Big boy Danny has been up and walking around a little bit more today. Dr. Ness told me last night that the type of surgery we had to do on him is very painful so I’m glad he was able to sleep for most of two days. He is planning to go back to school (our LWB Believe in Me School in Huainan) on Monday if he is feeling well enough. He enjoyed his first get well card so much that I ended up giving him about 4 more. I also gave him a pencil and a few index cards in case he wanted to draw. I give him a Superman award for being super brave.
There is a beautiful lady named Zhang Ke who I think is the hospital official in charge of groups like ours. She has been a great host and is very friendly and efficient. Each day she spends so much time trying to make sure our lunch is exactly on time and exactly the way we like it. Today Zhang Ke brought her daughter and her daughter’s friend to come practice their English with us. They were both lovely girls and their English was already very good. They ate lunch with us and at the end of lunch the friend stood up and delivered this beautiful speech about how she thanks us for taking care of the Chinese children and how she will do her best to be successful so that she can someday do charity work herself. It was a very special moment.
Le was baby number 4. He had a bit of trouble with the “going to sleep” part of surgery, but after all was said and done his repair is great and he was sleeping peacefully when we left for tonight.

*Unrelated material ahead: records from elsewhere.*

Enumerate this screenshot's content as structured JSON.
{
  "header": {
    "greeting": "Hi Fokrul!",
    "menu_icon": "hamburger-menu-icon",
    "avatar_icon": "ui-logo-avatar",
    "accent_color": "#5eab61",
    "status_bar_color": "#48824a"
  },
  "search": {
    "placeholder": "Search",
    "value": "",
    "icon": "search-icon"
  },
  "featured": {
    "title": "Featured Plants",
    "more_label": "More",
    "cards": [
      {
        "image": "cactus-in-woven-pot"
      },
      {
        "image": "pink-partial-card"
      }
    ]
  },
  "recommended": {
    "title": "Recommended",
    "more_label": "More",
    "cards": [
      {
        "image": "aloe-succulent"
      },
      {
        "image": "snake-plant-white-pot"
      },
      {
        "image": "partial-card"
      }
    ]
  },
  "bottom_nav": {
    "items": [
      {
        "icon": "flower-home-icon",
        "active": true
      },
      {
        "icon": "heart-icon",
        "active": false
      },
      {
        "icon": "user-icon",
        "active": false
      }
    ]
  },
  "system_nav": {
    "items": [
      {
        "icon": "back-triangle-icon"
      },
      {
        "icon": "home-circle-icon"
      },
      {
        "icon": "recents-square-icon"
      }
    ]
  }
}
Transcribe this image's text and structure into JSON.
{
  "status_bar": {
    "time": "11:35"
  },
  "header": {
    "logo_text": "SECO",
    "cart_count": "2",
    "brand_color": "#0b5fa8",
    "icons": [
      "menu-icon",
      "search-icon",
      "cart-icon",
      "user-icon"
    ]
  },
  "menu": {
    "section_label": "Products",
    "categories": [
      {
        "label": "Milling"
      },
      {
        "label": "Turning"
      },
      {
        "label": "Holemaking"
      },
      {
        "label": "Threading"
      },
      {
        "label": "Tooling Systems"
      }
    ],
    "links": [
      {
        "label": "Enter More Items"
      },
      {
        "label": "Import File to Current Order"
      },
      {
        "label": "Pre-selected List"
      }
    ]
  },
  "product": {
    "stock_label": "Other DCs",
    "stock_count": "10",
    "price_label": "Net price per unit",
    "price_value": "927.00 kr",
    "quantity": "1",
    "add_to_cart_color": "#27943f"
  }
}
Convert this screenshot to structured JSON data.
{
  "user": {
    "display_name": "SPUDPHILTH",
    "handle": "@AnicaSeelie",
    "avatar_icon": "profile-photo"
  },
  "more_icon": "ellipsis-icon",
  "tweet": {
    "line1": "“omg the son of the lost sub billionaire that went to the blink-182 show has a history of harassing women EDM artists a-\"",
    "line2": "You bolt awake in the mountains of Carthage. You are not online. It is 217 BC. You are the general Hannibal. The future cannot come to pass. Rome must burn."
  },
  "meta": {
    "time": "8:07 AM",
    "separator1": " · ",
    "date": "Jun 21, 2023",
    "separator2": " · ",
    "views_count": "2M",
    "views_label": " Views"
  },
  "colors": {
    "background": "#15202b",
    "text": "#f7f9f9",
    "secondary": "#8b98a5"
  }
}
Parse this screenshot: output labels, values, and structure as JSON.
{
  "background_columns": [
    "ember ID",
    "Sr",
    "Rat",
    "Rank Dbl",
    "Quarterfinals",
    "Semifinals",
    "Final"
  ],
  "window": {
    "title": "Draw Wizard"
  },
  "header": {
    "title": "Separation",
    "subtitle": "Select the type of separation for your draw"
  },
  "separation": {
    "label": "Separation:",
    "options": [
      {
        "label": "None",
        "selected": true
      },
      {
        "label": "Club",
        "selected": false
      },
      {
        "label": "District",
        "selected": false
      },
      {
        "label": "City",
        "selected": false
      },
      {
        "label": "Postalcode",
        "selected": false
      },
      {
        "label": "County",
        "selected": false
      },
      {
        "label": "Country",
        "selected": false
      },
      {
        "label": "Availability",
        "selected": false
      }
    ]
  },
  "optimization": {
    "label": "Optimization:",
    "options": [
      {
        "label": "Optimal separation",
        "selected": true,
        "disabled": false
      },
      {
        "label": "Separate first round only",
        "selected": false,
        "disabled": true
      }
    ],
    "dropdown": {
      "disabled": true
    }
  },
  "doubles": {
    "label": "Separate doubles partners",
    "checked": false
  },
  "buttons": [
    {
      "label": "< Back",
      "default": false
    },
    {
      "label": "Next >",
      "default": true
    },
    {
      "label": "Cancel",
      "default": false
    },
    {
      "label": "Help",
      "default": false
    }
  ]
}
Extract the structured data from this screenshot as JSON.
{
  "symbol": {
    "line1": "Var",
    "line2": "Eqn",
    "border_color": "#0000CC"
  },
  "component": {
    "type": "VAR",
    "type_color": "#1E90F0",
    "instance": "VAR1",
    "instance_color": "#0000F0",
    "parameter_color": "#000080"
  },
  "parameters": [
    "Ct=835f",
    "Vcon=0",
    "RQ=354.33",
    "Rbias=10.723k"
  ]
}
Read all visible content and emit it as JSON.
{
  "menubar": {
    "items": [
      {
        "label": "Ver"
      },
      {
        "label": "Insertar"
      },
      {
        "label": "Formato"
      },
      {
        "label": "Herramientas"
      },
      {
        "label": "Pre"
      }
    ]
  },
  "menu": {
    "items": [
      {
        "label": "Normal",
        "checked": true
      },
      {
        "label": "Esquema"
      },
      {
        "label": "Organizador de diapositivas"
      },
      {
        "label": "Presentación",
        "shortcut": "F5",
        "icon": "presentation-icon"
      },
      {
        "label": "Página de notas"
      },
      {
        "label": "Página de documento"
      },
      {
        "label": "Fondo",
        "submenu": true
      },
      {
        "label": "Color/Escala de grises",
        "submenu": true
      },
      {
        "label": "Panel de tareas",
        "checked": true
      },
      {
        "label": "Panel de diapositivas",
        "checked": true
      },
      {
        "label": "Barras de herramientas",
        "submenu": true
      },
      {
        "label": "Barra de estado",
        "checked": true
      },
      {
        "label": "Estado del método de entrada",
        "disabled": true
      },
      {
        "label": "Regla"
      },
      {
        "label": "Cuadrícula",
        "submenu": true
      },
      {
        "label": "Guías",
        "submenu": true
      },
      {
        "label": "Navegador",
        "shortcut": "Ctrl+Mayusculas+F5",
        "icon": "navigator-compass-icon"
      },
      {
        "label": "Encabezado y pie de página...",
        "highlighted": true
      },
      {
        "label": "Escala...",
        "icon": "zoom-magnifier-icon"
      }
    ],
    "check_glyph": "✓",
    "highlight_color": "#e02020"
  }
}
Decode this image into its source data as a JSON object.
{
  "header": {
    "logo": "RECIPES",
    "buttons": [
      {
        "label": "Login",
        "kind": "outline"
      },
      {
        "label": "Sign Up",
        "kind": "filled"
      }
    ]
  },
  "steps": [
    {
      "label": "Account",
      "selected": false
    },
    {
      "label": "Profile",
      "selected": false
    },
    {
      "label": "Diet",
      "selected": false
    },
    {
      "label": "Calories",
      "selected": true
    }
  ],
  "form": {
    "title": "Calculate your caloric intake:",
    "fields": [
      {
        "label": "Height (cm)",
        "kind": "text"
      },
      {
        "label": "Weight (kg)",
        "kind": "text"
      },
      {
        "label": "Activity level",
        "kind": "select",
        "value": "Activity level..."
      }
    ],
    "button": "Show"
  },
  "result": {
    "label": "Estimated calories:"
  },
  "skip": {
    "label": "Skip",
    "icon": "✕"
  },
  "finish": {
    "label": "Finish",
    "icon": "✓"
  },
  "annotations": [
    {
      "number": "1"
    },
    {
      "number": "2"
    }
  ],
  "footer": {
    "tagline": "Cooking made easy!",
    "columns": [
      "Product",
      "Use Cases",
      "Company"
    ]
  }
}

Xing was the very last baby from today. She has amazingly chubby cheeks that just scream to be pinched. Her hair is cute and it sticks up straight. Her photos were posted earlier today.
Thank you again for your prayers, for your support, and for your interest. Here are some more photos from today. Wish everyone could be here with us experiencing these wonderful moments with the kids.
Goodnight from Hefei.
Wendy Petersen, RN